The scene in here is different than out there. No crazed, shirtless, potbellied men. (I said shirtless). No corncob hats. And please, no cheering. It’s a rule. I don’t care if you’re from the Clemson Radio Network. You’ve got your own little booth to hoot and holler and pound tables. Now go there.

We curmudgeon scribes are most concerned with topped-off Coke cups, ample elbow room, a roster and (cross your fingers) a steady wireless Internet connection. Problems with any of the aforementioned could set a bad tone. It might elicit a short verbal tirade.

For the Journal Star crew, covering a game means writing during the game, communicating about who’s writing what, who’s interviewing who, and who can declare the first game ball.

At one point Thursday, there were, oh, seven different game balls solidified. Then the second quarter started …

We don’t cheer, but we comment on plays. For example, Steven Sipple declared Ndamukong Suh was playing like Rich Glover. (Sipple admits he’s prone to a little hyperbole now and then).

We change our minds. That story you see on Page 3D of the Husker Extra section? It was going to be about Ty Steinkuhler … then about Joe Ganz … then about Roy Helu … then about Ganz … then about Suh … then about Quentin Castille, when he broke a 58-yard run. (It’s a hard decision, especially when interview requests are to be submitted by the end of the third quarter.)

We’re informed by Nebraska media relations folk, who sit behind us on game days, that Castille’s run was tied for the longest from scrimmage by a Husker this season. We quiz each other on who had the other long run.

“Was it from Roy Helu against Oklahoma in the fourth quarter?” I ask.

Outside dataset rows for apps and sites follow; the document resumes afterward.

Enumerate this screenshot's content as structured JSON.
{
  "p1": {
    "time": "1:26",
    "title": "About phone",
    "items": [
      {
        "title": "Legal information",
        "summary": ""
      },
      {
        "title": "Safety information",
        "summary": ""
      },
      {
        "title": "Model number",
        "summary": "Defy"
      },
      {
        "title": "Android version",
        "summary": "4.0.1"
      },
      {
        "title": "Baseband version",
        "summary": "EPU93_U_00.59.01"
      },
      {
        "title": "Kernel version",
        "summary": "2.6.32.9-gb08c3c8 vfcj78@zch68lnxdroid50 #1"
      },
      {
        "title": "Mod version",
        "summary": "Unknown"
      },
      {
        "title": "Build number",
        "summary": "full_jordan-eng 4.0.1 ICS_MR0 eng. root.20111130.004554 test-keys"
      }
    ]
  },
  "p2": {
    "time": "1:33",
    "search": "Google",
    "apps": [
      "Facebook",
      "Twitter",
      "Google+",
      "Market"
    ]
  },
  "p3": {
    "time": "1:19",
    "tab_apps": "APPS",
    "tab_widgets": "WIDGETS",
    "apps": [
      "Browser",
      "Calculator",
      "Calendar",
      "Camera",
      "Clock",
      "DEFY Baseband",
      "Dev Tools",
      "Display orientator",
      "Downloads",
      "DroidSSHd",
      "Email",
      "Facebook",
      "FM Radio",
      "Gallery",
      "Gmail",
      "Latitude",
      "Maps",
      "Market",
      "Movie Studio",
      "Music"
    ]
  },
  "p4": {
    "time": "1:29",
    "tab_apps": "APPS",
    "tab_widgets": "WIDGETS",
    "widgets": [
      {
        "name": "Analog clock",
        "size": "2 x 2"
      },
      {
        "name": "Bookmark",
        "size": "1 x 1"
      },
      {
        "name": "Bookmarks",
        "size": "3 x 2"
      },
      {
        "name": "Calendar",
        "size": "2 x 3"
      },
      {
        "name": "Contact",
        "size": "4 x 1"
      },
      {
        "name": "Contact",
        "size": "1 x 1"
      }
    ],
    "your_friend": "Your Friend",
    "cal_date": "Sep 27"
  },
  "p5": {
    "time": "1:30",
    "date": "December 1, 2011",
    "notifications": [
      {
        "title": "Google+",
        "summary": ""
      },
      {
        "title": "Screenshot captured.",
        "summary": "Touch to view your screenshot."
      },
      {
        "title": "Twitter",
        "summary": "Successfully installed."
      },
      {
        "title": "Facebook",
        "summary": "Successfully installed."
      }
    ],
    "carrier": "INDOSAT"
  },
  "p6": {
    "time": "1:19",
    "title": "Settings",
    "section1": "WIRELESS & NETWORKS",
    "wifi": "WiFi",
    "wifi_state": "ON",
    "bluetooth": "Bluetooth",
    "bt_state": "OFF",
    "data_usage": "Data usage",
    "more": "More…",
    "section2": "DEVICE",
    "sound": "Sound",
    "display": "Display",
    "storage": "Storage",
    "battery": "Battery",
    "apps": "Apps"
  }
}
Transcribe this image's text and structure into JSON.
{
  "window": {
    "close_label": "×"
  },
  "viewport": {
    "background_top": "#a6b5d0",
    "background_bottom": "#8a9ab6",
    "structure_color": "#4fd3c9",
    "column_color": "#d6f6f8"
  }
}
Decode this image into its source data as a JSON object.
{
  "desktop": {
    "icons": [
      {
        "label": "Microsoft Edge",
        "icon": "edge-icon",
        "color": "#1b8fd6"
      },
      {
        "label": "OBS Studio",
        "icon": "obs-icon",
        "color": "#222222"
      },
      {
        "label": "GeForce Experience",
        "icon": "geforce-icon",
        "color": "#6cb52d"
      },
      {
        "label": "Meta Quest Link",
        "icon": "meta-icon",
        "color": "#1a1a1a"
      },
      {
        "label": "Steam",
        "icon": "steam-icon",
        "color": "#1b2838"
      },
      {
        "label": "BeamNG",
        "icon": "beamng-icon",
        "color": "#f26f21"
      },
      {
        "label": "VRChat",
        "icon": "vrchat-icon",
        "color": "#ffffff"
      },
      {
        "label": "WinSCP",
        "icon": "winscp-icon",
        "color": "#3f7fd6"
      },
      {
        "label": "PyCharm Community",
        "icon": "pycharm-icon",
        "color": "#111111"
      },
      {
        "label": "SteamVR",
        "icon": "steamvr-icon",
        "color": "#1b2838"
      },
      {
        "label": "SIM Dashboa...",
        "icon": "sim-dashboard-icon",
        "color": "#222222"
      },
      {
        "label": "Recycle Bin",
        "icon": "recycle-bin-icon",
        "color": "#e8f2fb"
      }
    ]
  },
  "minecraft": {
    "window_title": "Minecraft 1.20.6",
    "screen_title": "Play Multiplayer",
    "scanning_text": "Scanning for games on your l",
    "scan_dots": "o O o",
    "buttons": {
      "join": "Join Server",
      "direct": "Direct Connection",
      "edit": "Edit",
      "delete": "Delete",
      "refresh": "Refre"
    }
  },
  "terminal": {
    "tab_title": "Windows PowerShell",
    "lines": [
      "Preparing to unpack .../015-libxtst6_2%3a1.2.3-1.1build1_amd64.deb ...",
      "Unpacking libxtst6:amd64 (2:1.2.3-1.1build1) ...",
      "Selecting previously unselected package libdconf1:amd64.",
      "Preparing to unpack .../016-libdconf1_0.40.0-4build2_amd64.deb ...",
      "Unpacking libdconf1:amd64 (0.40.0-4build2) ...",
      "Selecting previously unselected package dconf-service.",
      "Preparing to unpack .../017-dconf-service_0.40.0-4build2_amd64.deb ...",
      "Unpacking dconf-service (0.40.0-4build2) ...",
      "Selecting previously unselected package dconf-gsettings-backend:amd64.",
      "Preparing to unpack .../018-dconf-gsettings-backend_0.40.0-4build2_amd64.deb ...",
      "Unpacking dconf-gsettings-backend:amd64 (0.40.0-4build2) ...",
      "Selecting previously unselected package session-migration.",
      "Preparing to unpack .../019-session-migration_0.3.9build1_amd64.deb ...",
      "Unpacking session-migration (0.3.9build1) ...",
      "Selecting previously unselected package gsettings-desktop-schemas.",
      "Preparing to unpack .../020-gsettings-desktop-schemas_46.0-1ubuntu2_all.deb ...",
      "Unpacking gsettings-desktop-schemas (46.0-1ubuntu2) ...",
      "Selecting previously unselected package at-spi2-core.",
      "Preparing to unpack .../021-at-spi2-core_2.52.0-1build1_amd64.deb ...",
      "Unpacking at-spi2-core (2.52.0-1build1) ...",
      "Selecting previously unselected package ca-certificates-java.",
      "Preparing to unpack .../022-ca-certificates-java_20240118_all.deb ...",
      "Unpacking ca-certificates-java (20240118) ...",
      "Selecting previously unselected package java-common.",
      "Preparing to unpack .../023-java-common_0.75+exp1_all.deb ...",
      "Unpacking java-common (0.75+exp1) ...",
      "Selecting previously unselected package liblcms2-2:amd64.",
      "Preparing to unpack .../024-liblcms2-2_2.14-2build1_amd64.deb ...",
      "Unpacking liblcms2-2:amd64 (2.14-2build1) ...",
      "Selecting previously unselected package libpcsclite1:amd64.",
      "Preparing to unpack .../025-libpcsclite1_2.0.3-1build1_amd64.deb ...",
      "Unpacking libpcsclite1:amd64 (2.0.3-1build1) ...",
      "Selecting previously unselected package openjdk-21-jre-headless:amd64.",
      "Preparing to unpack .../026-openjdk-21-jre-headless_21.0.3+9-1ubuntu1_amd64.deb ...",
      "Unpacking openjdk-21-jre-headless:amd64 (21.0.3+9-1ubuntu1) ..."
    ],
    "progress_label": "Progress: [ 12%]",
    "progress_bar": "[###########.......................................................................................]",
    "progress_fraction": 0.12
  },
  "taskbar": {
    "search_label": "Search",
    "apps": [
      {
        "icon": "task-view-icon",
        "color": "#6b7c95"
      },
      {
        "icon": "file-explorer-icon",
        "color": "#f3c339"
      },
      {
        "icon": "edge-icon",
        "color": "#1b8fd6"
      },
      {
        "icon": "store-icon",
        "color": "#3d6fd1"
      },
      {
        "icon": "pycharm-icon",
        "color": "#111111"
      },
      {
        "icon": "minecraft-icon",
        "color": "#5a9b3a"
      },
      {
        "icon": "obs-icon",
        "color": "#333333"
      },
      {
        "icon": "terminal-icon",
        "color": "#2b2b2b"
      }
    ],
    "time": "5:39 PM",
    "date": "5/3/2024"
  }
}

“I don’t know,” Sipple said. “I didn’t see the fourth quarter.”

With good reason. For late-night games, like OU, you miss game action (particularly in blowouts) when you’re pounding away, trying to send a story by game’s end.

Text messaging has also become popular. Friends and family will text us with their thoughts on the game, or ask us questions about stats, or ask our opinions about play calls. I received only 22 messages during the Gator Bowl. (And, yes, I’m at the game. Thanks for asking.)

The text message of the day Thursday came from Brian Christopherson’s little brother, who wrote, “Maybe they were wrong about us” during Nebraska’s comeback. Movie lines are popular with the Christopherson brothers … anybody know the origin of that movie line?

The most notable text messages on my phone included: “You can quote me in the paper tomorrow by saying I was the one who let the world know clemson could only score on our turnovers…”  and “My dad just called and said u picked clemson in the paper. R u nuts?”

(Yes, I am, but that’s because my hotel oversold rooms and sent me halfway to Orlando to spend the night. Seriously, how do you oversell a room?)

Postgame press boxes are quiet. Very quiet, except for the occasional “Not now, honey, I’m on deadline” phone call, or writers from the same paper quizzing each other, “Did you use that Suh quote?” “Have you sent your game ball?” and “Let’s go. Are you done yet?”

Almost …

Going deep

* When I set the DVR to record the Gator Bowl, I noticed the time slot was scheduled for 4 hours. I scoffed, not realizing network officials had already planned on taking a timeout after every stinking possession.

* The movie line above is from “Hoosiers,” when Hickory was playing in the title game, and losing early.

* A shoutout to the 2008 seniors, who’ve gone through some trying times but were able to walk away with smiles. Said Tyler Wortman of this season: “I had a blast. There were times, in the past, I mean, where I didn’t know what was going to happen. This is my payoff year, by far.”

Reach Brian Rosenthal at 473-7436 or brosenthal@journalstar.com.